DATA FOR THIS TASK |

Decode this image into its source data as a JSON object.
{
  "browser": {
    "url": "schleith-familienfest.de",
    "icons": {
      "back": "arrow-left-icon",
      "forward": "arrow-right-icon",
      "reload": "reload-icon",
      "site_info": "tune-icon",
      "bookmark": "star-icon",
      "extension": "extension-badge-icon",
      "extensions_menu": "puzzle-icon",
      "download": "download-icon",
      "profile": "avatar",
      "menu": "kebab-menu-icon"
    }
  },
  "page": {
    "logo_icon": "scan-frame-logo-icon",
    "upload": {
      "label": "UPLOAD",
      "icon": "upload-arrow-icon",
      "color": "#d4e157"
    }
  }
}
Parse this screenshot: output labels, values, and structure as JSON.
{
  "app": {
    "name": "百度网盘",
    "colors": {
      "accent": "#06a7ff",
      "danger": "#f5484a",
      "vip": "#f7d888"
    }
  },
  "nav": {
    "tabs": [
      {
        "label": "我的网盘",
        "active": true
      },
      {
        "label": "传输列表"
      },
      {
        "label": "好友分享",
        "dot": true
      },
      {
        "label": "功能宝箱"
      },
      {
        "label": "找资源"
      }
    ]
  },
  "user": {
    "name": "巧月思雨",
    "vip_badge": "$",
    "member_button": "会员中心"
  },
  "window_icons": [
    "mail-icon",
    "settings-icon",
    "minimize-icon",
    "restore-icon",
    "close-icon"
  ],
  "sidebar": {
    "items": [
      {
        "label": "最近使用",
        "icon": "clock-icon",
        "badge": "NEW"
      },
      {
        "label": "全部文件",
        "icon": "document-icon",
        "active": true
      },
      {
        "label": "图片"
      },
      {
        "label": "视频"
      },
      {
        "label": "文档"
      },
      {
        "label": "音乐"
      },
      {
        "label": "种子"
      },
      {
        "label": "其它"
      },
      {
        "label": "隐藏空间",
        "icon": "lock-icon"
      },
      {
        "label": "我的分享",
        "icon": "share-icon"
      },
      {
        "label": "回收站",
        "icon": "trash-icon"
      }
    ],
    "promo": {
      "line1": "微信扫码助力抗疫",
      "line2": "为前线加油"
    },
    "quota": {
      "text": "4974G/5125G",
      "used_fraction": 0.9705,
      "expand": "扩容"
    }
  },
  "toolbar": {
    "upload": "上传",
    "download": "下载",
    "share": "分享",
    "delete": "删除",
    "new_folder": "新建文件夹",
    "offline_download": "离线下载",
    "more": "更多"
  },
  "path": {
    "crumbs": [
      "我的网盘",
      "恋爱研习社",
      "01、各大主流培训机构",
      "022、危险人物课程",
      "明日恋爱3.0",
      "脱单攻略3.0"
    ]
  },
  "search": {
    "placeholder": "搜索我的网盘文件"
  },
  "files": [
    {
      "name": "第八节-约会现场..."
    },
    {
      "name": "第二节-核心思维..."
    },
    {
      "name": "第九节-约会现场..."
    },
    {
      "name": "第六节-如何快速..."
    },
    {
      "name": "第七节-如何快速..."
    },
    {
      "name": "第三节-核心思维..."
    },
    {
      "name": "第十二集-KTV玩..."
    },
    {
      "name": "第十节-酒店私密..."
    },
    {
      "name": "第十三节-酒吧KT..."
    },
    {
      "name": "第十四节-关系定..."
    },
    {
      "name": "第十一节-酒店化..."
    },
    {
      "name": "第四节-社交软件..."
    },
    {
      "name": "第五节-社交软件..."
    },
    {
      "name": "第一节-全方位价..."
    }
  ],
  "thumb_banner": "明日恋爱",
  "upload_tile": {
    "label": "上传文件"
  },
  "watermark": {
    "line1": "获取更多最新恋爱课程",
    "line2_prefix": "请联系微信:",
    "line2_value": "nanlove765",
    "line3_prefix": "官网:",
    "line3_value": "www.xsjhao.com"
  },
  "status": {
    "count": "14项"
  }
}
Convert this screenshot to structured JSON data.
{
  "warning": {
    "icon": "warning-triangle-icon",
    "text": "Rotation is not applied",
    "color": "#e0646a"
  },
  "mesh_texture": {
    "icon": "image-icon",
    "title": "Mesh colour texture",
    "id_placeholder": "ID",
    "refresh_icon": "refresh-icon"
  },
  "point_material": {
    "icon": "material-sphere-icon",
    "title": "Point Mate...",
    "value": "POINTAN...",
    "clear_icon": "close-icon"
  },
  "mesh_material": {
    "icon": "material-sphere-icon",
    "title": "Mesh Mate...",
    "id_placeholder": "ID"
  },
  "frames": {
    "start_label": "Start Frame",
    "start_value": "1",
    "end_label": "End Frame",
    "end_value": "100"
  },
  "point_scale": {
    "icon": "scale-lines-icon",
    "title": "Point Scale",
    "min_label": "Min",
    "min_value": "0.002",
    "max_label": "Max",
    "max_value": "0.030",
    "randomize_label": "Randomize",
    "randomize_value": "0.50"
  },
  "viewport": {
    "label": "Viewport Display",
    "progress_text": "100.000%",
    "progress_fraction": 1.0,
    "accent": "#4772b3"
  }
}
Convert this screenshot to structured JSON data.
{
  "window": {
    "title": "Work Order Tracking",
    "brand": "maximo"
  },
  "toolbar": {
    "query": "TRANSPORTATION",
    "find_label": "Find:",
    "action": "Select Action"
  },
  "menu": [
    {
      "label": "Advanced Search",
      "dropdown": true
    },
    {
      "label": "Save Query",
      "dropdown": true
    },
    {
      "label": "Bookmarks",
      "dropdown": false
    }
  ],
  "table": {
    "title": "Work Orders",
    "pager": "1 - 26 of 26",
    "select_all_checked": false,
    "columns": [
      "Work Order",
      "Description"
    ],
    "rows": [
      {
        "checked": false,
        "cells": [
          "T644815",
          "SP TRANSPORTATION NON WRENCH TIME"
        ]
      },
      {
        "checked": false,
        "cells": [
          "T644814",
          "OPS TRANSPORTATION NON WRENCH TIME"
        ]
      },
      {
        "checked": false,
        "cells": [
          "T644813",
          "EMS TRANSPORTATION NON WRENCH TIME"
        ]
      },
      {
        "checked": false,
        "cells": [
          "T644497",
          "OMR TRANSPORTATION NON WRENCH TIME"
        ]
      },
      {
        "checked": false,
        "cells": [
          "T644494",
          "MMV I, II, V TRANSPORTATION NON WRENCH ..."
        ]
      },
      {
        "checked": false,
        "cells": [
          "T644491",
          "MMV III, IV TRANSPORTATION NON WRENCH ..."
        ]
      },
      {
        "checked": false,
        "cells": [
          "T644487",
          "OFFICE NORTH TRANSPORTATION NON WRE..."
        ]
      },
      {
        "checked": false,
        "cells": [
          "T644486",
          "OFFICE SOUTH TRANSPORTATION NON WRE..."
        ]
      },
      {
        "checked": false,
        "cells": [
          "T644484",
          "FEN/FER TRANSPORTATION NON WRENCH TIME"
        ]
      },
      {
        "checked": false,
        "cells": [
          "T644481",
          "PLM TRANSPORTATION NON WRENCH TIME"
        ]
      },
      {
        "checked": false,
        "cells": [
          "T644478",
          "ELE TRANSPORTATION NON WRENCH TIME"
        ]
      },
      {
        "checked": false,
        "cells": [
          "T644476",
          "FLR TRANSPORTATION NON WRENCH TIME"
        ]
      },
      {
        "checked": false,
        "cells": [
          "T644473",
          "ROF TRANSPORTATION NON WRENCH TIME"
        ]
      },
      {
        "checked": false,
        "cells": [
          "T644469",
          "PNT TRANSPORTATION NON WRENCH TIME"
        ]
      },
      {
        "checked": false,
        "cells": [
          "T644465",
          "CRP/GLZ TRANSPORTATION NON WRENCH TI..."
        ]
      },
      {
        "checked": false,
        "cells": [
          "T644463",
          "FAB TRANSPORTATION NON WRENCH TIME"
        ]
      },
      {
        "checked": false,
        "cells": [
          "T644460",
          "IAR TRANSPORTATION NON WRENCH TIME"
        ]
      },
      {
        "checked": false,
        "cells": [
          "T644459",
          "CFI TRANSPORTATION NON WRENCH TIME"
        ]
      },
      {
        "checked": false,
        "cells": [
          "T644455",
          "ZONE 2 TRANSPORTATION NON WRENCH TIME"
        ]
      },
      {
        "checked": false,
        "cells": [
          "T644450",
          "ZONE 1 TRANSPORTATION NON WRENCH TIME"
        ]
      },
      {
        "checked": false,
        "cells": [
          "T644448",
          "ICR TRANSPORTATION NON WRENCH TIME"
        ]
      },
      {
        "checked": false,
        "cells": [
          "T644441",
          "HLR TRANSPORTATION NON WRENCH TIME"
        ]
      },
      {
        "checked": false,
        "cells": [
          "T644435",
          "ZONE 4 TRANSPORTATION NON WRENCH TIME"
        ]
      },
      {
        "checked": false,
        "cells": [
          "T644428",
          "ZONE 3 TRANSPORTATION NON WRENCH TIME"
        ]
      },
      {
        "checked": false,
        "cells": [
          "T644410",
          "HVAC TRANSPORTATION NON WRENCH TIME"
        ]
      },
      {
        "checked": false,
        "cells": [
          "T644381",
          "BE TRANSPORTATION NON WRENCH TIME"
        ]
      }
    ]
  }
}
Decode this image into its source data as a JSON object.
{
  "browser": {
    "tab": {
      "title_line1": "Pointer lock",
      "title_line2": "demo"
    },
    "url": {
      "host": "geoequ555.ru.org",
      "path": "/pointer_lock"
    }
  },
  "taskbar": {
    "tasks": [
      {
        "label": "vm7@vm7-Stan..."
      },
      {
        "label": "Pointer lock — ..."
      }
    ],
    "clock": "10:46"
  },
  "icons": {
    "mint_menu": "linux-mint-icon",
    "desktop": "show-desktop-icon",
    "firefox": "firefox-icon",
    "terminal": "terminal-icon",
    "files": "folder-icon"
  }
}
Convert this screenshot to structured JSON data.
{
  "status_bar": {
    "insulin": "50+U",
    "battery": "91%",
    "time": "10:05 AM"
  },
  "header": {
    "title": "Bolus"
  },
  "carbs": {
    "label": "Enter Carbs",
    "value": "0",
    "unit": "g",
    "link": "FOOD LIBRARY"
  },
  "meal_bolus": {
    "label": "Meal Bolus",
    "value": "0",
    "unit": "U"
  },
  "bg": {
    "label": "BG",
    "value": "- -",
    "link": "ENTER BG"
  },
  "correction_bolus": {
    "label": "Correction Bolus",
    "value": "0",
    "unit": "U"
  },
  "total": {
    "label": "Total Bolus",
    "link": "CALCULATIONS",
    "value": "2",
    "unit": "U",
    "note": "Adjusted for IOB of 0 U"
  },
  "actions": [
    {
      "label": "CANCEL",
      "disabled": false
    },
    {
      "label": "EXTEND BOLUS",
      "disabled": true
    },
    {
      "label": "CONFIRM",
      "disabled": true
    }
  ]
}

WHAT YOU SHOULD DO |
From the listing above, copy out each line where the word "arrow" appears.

COMPLETED TASK |
      "back": "arrow-left-icon",
      "forward": "arrow-right-icon",
      "icon": "upload-arrow-icon",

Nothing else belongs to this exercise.